I watched the movie Happy on Netflix, which is a documentary that looks at the keys to happiness after visiting 5 different continents. I was expecting it to be like the movie Babies, where they discover that no matter where you live and what your situation is, everyone goes through the same journey.
I was wrong. Clearly, certain societies are figuring out life happiness better than others.
One study showed that 50% of your ability to be happy is genetics. Maybe you are naturally more easy-going, or maybe you have a lot of anxiety and feeling happy is more difficult. 10% is situational – job, socioeconomic status, etc. The other 40% is influenced by your daily actions. You have active control of that 40%. Maybe it’s exercise or diet or meeting with friends or looking at cute puppies online.
Another study they did was looking at compassion meditation. According to Oprah.com:
Compassion meditation involves silently repeating certain phrases that express the intention to move from judgment to caring, from isolation to connection, from indifference or dislike to understanding.

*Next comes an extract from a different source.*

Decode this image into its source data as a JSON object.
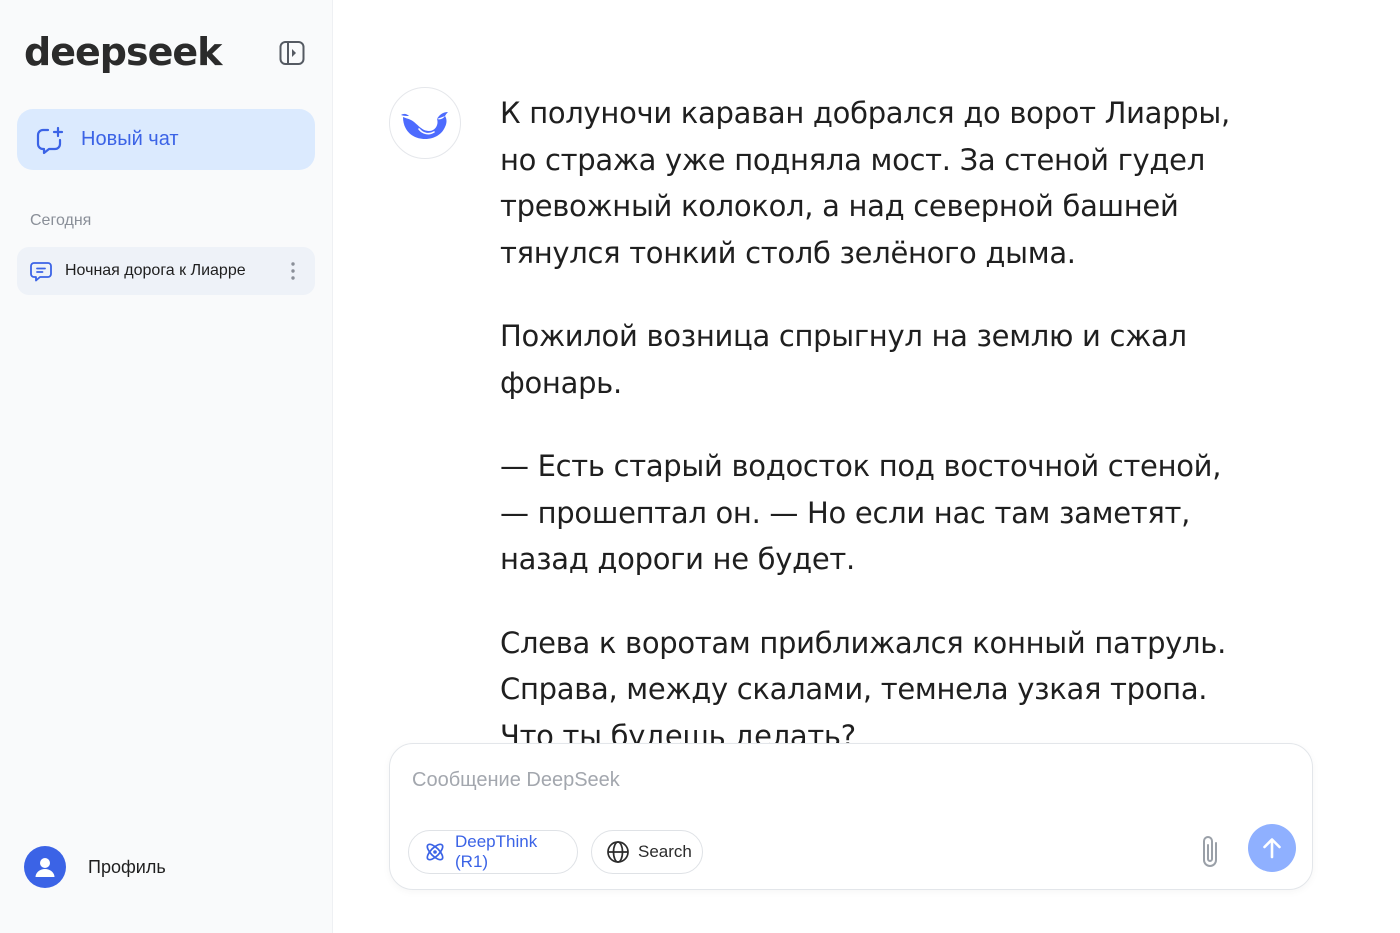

When they did brain scans while people practiced compassion meditation, the parts of the brain “on fire” on the scan are the ones that are important to happiness.
The scans revealed significant activity in the insula – a region near the frontal portion of the brain that plays a key role in bodily representations of emotion.
That’s pretty amazing when you think about it. Just through intention, you can change and activate the happy part of the brain.
In the film, they also featured Denmark and Okinawa, which are internationally ranked for happiness and longevity. The common theme between these two is a strong sense of community.
In Denmark, many families live basically on communes. These aren’t the dirty hippy communes of the 60s and 70s. The housing structures are nice modern buildings that are more like a co-op dorm. Each family is in charge of dinner twice a month. Everyone shares in household duties. By having multiple families all living together, the kids have lots of “parents” and “grandparents” near by in addition to their biological family.
Similarly, in Okinawa, you have multiple generations all in the same village. They treat their neighbors the same as family, providing for them when they’re in need. And because there isn’t a whole lot else to do in these villages, they get together every week as a community to watch the local “band” perform traditional music and dances. They also keep active with gardening, for both health and hobby. The best line was from a 106-year-old woman who said she drinks sake every evening, goes to bed early and sleeps soundly every night. Sounds like a plan to me!
Of course, physical exercise (like Okinawans who garden and Brazilians who play sports on the beach regularly) releases dopamine. Dopamine = happy.
Here’s one of the last lines from the movie (as much as I could jot down, so not verbatim):
The things we love to do. Play. Friends and family. Doing things that are meaningful. Appreciating them.
Sharing the happy.
I found there were so many elements to yoga that fit within the keys to happiness, especially that sense of community, intention and doing something we love to do. Hopefully, y’all are experiencing the same so we can all share the happy.